    By Grill Room TeamDecember 11, 2017, 9:47 pm

    Well, this is a one new one.

    According to a report from KTVQ in Montana, this line in the Montana State High School Association rule book all but forbids spectators from observing high school golf in that state:

    “No spectators/fans are allowed on the course except for certain locations as designated by the tournament manager and club professional.”

    Part of the issue, according to the report, is that most courses don't bother to designate those "certain locations" leaving parents unable to watch their kids compete.

    “If you tell a parent that they can’t watch their kid play in the Thanksgiving Day football game, they would riot,” Chris Kelley, a high school golf parent, told KTVQ.

    The report lists illegal outside coaching as one of the rule's chief motivations, but Montana State women's golf coach Brittany Basye doesn't quite buy that.

    “I can go to a softball game and I can sit right behind the pitcher. I can make hand signals,” she is quoted in the report. “I can yell out names. I can do the same thing on a softball field that might affect that kid. Football games we can yell as loud as we want when someone is making a pass or a catch.”

    The MHSA has argued that unlike other sports that are played in a confined area, the sprawling nature of a golf course would make it difficult to hire enough marshals to keep unruly spectators in check.

    Meanwhile, there's a lawyer quoted in the report claiming this is some kind of civil rights issue.

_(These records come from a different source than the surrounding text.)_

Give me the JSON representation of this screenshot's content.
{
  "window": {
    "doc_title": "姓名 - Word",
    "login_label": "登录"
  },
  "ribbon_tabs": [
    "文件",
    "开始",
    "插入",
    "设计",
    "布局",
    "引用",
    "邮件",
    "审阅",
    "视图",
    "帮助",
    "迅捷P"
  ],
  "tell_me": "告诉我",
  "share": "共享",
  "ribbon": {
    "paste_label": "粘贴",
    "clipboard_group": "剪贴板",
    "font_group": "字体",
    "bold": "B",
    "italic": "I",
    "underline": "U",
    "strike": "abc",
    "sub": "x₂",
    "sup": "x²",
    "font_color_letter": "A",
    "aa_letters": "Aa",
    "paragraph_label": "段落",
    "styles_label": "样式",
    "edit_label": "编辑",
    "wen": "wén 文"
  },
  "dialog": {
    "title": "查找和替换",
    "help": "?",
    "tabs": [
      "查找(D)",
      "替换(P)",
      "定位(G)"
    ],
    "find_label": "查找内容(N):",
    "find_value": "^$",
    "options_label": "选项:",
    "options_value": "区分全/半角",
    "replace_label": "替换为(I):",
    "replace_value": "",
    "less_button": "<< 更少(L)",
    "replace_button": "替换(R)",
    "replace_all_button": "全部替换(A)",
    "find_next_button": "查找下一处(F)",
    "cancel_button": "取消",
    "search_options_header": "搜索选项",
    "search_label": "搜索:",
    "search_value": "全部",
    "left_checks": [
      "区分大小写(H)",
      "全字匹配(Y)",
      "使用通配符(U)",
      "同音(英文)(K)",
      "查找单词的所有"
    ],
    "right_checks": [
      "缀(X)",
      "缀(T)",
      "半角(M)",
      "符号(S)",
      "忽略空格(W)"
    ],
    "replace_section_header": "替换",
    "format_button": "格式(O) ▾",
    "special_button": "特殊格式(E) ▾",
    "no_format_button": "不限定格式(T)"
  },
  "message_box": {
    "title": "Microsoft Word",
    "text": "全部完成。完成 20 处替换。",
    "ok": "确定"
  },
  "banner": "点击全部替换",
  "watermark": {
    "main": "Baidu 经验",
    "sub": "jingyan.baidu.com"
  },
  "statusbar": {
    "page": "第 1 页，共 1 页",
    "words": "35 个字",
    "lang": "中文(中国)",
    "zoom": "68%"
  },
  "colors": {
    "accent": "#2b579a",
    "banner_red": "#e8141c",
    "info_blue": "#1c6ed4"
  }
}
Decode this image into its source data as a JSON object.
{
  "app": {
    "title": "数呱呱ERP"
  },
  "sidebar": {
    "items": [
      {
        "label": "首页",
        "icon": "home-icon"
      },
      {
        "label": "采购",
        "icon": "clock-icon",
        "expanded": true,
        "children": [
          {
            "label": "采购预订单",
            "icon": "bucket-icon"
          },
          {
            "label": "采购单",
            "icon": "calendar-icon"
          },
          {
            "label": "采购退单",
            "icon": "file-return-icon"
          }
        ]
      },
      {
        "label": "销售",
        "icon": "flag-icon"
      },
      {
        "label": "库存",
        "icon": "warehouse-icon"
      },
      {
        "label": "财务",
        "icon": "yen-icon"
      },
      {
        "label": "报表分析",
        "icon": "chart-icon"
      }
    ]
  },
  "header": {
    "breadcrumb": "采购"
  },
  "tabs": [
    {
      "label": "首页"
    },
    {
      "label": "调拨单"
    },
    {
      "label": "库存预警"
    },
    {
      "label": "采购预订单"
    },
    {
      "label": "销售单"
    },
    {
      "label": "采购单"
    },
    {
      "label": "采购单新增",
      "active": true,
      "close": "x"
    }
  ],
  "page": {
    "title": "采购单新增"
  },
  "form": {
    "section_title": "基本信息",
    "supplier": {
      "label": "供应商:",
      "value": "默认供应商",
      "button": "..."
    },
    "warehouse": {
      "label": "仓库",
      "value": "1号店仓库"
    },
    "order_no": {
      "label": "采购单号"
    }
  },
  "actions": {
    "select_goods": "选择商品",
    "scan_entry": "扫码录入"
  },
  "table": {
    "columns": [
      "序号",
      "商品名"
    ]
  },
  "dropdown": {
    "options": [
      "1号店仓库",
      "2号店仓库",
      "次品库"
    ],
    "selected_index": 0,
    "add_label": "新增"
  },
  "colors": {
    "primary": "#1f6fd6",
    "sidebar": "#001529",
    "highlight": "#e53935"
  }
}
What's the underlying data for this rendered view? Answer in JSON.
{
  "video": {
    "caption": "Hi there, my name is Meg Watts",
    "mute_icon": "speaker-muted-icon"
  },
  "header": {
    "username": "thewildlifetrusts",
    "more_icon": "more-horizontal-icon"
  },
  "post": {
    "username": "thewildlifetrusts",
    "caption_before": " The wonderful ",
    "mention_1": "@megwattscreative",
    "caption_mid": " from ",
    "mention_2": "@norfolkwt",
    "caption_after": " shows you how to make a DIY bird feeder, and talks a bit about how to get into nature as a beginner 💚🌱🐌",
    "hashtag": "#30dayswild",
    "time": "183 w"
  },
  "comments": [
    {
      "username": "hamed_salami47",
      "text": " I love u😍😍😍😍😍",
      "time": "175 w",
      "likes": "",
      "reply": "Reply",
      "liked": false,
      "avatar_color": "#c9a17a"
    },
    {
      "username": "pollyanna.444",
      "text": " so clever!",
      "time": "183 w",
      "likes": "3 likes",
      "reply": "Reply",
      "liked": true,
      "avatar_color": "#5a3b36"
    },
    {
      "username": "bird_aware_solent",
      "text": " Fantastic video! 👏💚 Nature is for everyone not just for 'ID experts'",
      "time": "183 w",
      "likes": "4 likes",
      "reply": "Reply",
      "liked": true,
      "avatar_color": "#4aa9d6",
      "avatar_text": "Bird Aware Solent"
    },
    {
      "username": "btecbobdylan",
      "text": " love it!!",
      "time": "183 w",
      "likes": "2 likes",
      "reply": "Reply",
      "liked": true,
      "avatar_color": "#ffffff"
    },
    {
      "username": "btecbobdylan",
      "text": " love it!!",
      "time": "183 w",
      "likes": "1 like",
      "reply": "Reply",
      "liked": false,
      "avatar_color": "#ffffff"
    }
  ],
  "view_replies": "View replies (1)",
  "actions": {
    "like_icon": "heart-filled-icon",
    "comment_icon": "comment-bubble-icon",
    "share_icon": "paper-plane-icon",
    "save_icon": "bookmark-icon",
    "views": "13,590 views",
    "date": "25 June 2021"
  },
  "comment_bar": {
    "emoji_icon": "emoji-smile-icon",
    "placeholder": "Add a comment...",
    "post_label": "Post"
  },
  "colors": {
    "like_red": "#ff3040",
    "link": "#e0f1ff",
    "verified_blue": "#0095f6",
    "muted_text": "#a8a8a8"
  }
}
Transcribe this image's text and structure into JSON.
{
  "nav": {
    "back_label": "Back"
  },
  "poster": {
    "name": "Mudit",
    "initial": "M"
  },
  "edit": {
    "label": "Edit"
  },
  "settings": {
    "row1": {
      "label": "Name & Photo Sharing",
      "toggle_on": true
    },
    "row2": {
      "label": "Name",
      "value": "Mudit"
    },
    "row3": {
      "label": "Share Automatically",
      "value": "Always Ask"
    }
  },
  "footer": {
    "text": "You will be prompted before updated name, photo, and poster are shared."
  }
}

    Worth note, Montana is one of only two states that doesn't allow spectators on the course. The other state, Alaska, does not offer high school golf.